The owners of a fast-growing franchise did not have enough life insurance on themselves to protect their estates and preserve the growing value of their respective business interests in case either one of these key owners passed away.
The business had been structured as a series of separate LLCs, with some entities holding the real estate and the others holding the operating franchises in each market territory. In all, there were 14 LLCs. Together, these LLCs, as an enterprise, would be worth more than any one individual LLC. Yet, in absence of a funded buy-sell agreement between the partners, the LLCs would have to be valued one at a time for far less than the “enterprise value” of all of them combined.
As it stood, if the minority partner died first, his estate would have a difficult time selling a minority interest in these LLCs if the majority owner decided not to buy all or any of them. The majority partner maintained a controlling interest; so a minority interest in several small LLCs would not attract much buyer interest.
If the majority partner died first, the surviving minority partner would simply not have the funds to buy out the interests of the majority partner’s estate, leaving the majority partner’s family exposed to the business risk of losing the major founder’s expertise and leadership. Furthermore, the minority partner had the option, under the LLC Operating Agreements, to cherry pick his purchases among the most profitable LLCs, leaving the majority partner’s estate with far less than the going concern value of the enterprise as a whole.
SEVERAL PROBLEMS SOLVED:
1. Complexity and Cost
With the assistance of our advanced planning team, it was suggested that the owners enter into a Master Buy Sell Agreement applicable to each of the real estate and operating franchise LLCs, which would supersede the provisions of each LLC’s Operating Agreement. Rather than having to purchase 28 separate life insurance policies to cover the values of both partners in the 14 LLCs, only ONE policy each would be required.
2. Establishing the Going Concern Value of the Enterprise
The partners were advised to set up a Buy Sell agreement under which the enterprise value of all the LLCs, current and future, would be determined once a year. Utilizing Blue Sea Advisor’s affordable yet accurate business valuation data base software, a formerly very expensive and complex task was made practical. The value of the total enterprises had to be established before the right amount of life insurance could be secured on each of the partner’s lives.
3. Preserving the Going Concern Value of the Enterprise
The intention of the majority partner was to sell out over the next 5 years. But that could conflict with maximizing the Going Concern Value of the enterprise if the economy were in a recession during this time period. To provide maximum flexibility, the current value of the enterprise would be covered by two 10 year term policies on the partners from one of several top-rated insurance carriers. The future estimated value of the enterprise over the next 5 years could be covered by New York Life’s Yearly Convertible Term policies, one of the most competitive short-term policies on the market.
If growth slowed or reversed, the partners could simply reduce or drop the Yearly Convertible Term policy, while hanging on to the 10-year level term policies to cover the original valuation.

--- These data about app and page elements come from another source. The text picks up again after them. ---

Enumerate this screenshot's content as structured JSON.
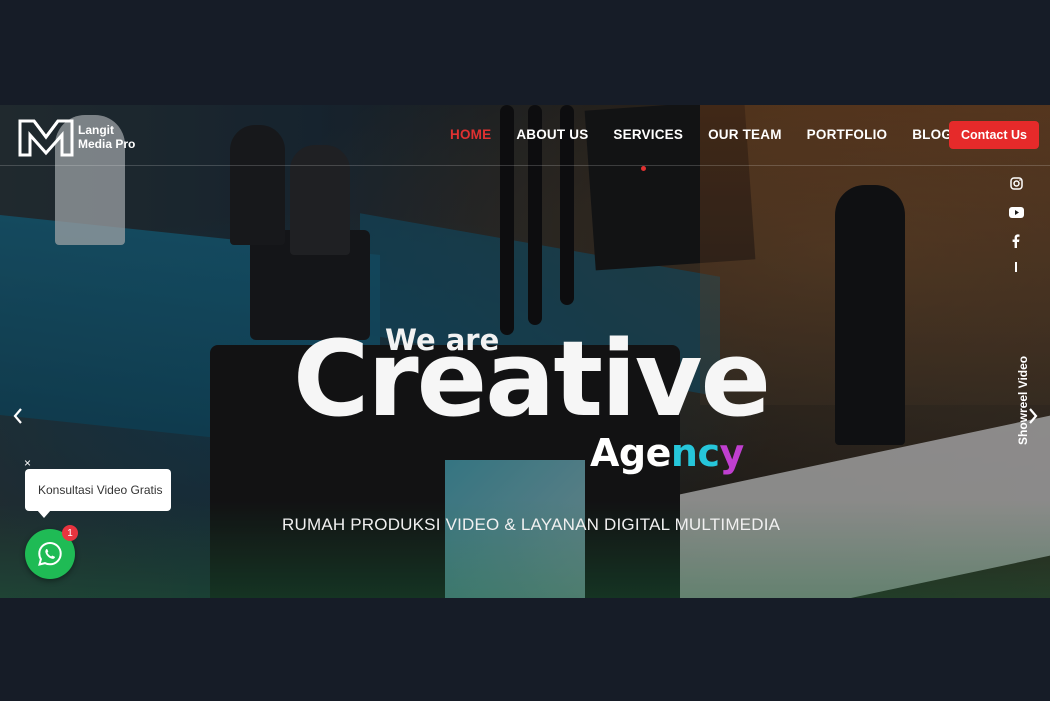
{
  "brand": {
    "name_line1": "Langit",
    "name_line2": "Media Pro"
  },
  "nav": {
    "items": [
      {
        "label": "HOME",
        "active": true
      },
      {
        "label": "ABOUT US",
        "active": false
      },
      {
        "label": "SERVICES",
        "active": false
      },
      {
        "label": "OUR TEAM",
        "active": false
      },
      {
        "label": "PORTFOLIO",
        "active": false
      },
      {
        "label": "BLOG",
        "active": false
      }
    ],
    "contact_label": "Contact Us"
  },
  "hero": {
    "we_are": "We are",
    "headline": "Creative",
    "agency_part1": "Age",
    "agency_part2": "nc",
    "agency_part3": "y",
    "tagline": "RUMAH PRODUKSI VIDEO & LAYANAN DIGITAL MULTIMEDIA"
  },
  "social": {
    "icons": [
      "instagram-icon",
      "youtube-icon",
      "facebook-icon"
    ],
    "showreel_label": "Showreel Video"
  },
  "whatsapp": {
    "bubble_text": "Konsultasi Video Gratis",
    "close_symbol": "×",
    "badge_count": "1"
  },
  "colors": {
    "accent_red": "#e62a2a",
    "agency_cyan": "#26c6da",
    "agency_purple": "#c03fd0",
    "whatsapp_green": "#1fbb55",
    "page_bg": "#161c27"
  }
}
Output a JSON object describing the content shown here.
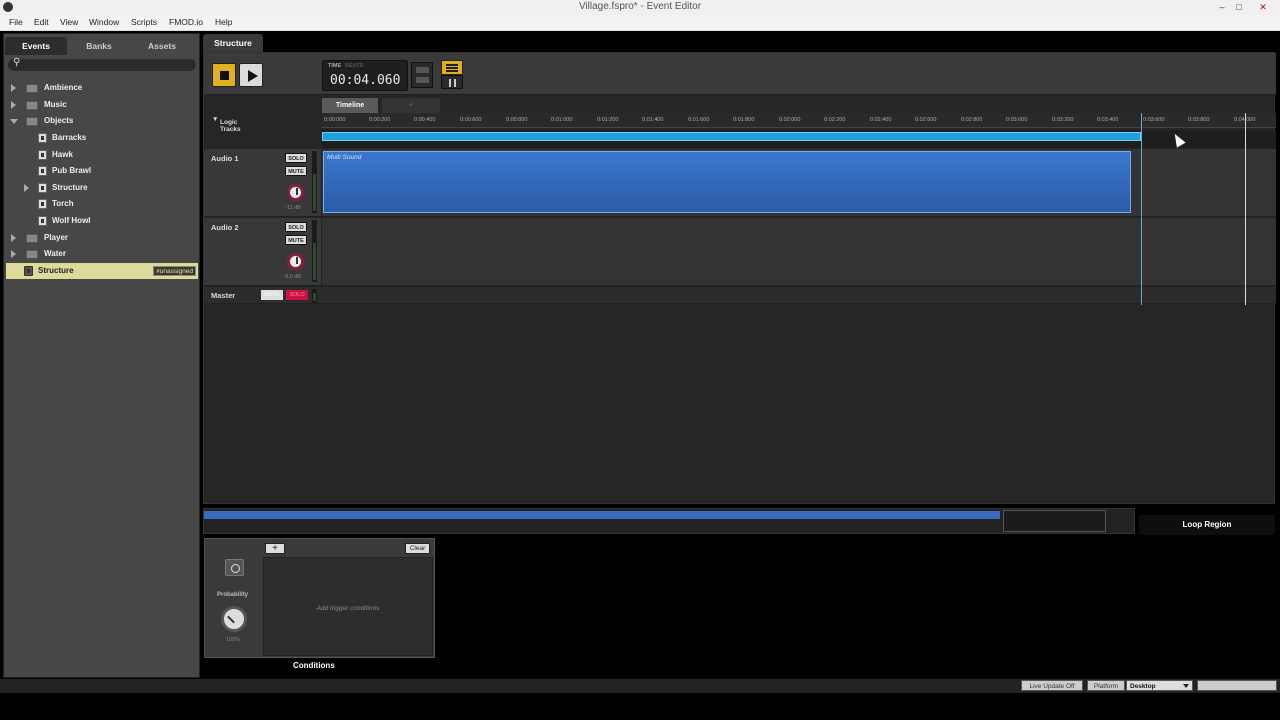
{
  "window": {
    "title": "Village.fspro* - Event Editor",
    "minimize": "–",
    "maximize": "□",
    "close": "✕"
  },
  "menu": [
    "File",
    "Edit",
    "View",
    "Window",
    "Scripts",
    "FMOD.io",
    "Help"
  ],
  "browser": {
    "tabs": [
      "Events",
      "Banks",
      "Assets"
    ],
    "search_icon": "⚲",
    "tree": [
      {
        "label": "Ambience",
        "type": "folder"
      },
      {
        "label": "Music",
        "type": "folder"
      },
      {
        "label": "Objects",
        "type": "folder"
      },
      {
        "label": "Barracks",
        "type": "event"
      },
      {
        "label": "Hawk",
        "type": "event"
      },
      {
        "label": "Pub Brawl",
        "type": "event"
      },
      {
        "label": "Structure",
        "type": "event"
      },
      {
        "label": "Torch",
        "type": "event"
      },
      {
        "label": "Wolf Howl",
        "type": "event"
      },
      {
        "label": "Player",
        "type": "folder"
      },
      {
        "label": "Water",
        "type": "folder"
      },
      {
        "label": "Structure",
        "type": "event",
        "badge": "#unassigned"
      }
    ]
  },
  "editor": {
    "tab": "Structure",
    "time_label": "TIME",
    "beats_label": "BEATS",
    "time_value": "00:04.060",
    "timeline_tab": "Timeline",
    "add_tab": "+",
    "logic_tracks": "Logic Tracks",
    "ruler": [
      "0:00:000",
      "0:00:200",
      "0:00:400",
      "0:00:600",
      "0:00:800",
      "0:01:000",
      "0:01:200",
      "0:01:400",
      "0:01:600",
      "0:01:800",
      "0:02:000",
      "0:02:200",
      "0:02:400",
      "0:02:600",
      "0:02:800",
      "0:03:000",
      "0:03:200",
      "0:03:400",
      "0:03:600",
      "0:03:800",
      "0:04:000"
    ],
    "tracks": [
      {
        "name": "Audio 1",
        "solo": "SOLO",
        "mute": "MUTE",
        "db": "-11 dB",
        "instrument": "Multi Sound"
      },
      {
        "name": "Audio 2",
        "solo": "SOLO",
        "mute": "MUTE",
        "db": "0.0 dB"
      }
    ],
    "master": {
      "name": "Master",
      "mute": "MUTE",
      "solo": "SOLO"
    }
  },
  "deck": {
    "loop_region": "Loop Region",
    "add": "+",
    "clear": "Clear",
    "probability_label": "Probability",
    "probability_value": "100%",
    "placeholder": "Add trigger conditions",
    "caption": "Conditions"
  },
  "status": {
    "live_update": "Live Update Off",
    "platform_label": "Platform",
    "platform_value": "Desktop"
  }
}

But if growth continued at its current blazing clip, the partners would have full coverage of the enterprise value for the entire term of their ownership horizon and would enjoy guaranteed insurability for converting the term or any portion of it for permanent life insurance coverage. The combination of the 10-year term and yearly convertible term policies turned out to be the most cost-efficient strategy for covering the going concern and future anticipated value of the business, as the owners would be neither over-insured nor underinsured.
4. Finding the Best Value in the Marketplace

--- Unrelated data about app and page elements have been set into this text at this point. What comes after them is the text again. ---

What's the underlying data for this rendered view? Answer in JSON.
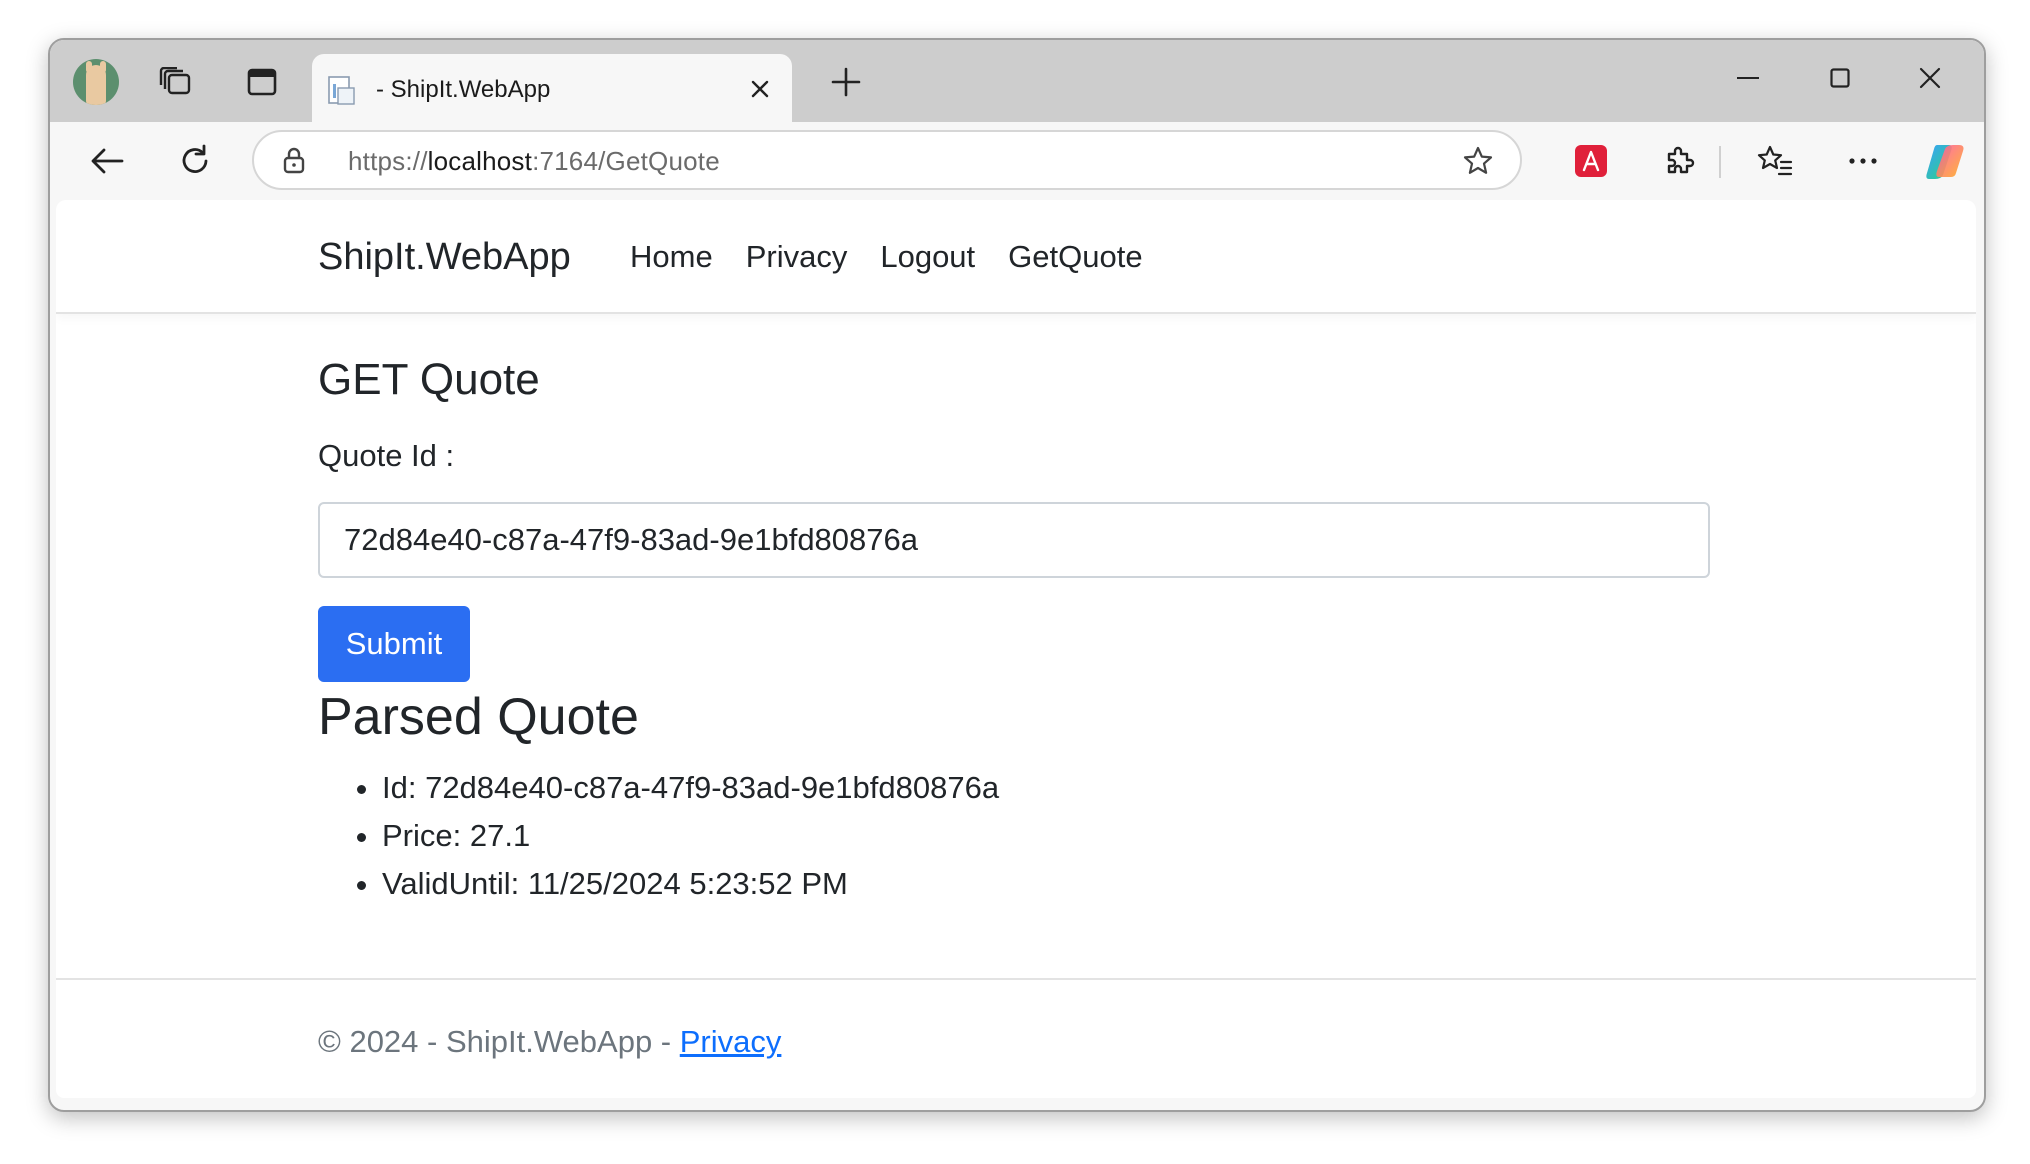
{
  "browser": {
    "tab": {
      "title": "- ShipIt.WebApp"
    },
    "address": {
      "scheme": "https://",
      "host": "localhost",
      "rest": ":7164/GetQuote"
    },
    "icons": {
      "profile": "avatar",
      "collections": "collections-icon",
      "sidebar": "sidebar-icon",
      "close_tab": "close-icon",
      "new_tab": "plus-icon",
      "back": "back-arrow-icon",
      "reload": "reload-icon",
      "lock": "lock-icon",
      "favorite": "star-icon",
      "acrobat": "acrobat-icon",
      "extensions": "puzzle-icon",
      "favorites": "favorites-icon",
      "more": "more-icon",
      "copilot": "copilot-icon"
    }
  },
  "navbar": {
    "brand": "ShipIt.WebApp",
    "links": [
      "Home",
      "Privacy",
      "Logout",
      "GetQuote"
    ]
  },
  "form": {
    "heading": "GET Quote",
    "label": "Quote Id :",
    "value": "72d84e40-c87a-47f9-83ad-9e1bfd80876a",
    "submit_label": "Submit"
  },
  "result": {
    "heading": "Parsed Quote",
    "items": [
      "Id: 72d84e40-c87a-47f9-83ad-9e1bfd80876a",
      "Price: 27.1",
      "ValidUntil: 11/25/2024 5:23:52 PM"
    ]
  },
  "footer": {
    "text": "© 2024 - ShipIt.WebApp - ",
    "link": "Privacy"
  },
  "colors": {
    "primary_button": "#2b6ef2",
    "link": "#0d6efd",
    "acrobat_red": "#e0203a"
  }
}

The insurance professionals at Summit shopped the market for the best combination of premium expense, convertibility, and financial strength ratings, preparing a side-by-side comparison of the top 10 strongest and most competitive term insurance carriers in the country for both partners.
It turned out that one of the partners should go with one carrier and the other partner should go with a different carrier for the best overall premium rates. Both carriers met our strict financial strength thresholds. Premium budgets were prepared based on conservative, mid-point, and optimistic growth projections.
By combining New York Life’s competitive Yearly Convertible Term policies (for the future growth value of the enterprise) with the two most competitive 10 year level term carriers (for the existing value of the Enterprise), the business owners received an ideally-priced combination of policies to achieve their aims, keeping the total cost of insuring the current and future expected values of their enterprise to under .0075 of projected EBITDA over the next 5 years–a small cost in relation to the protection each owner would receive.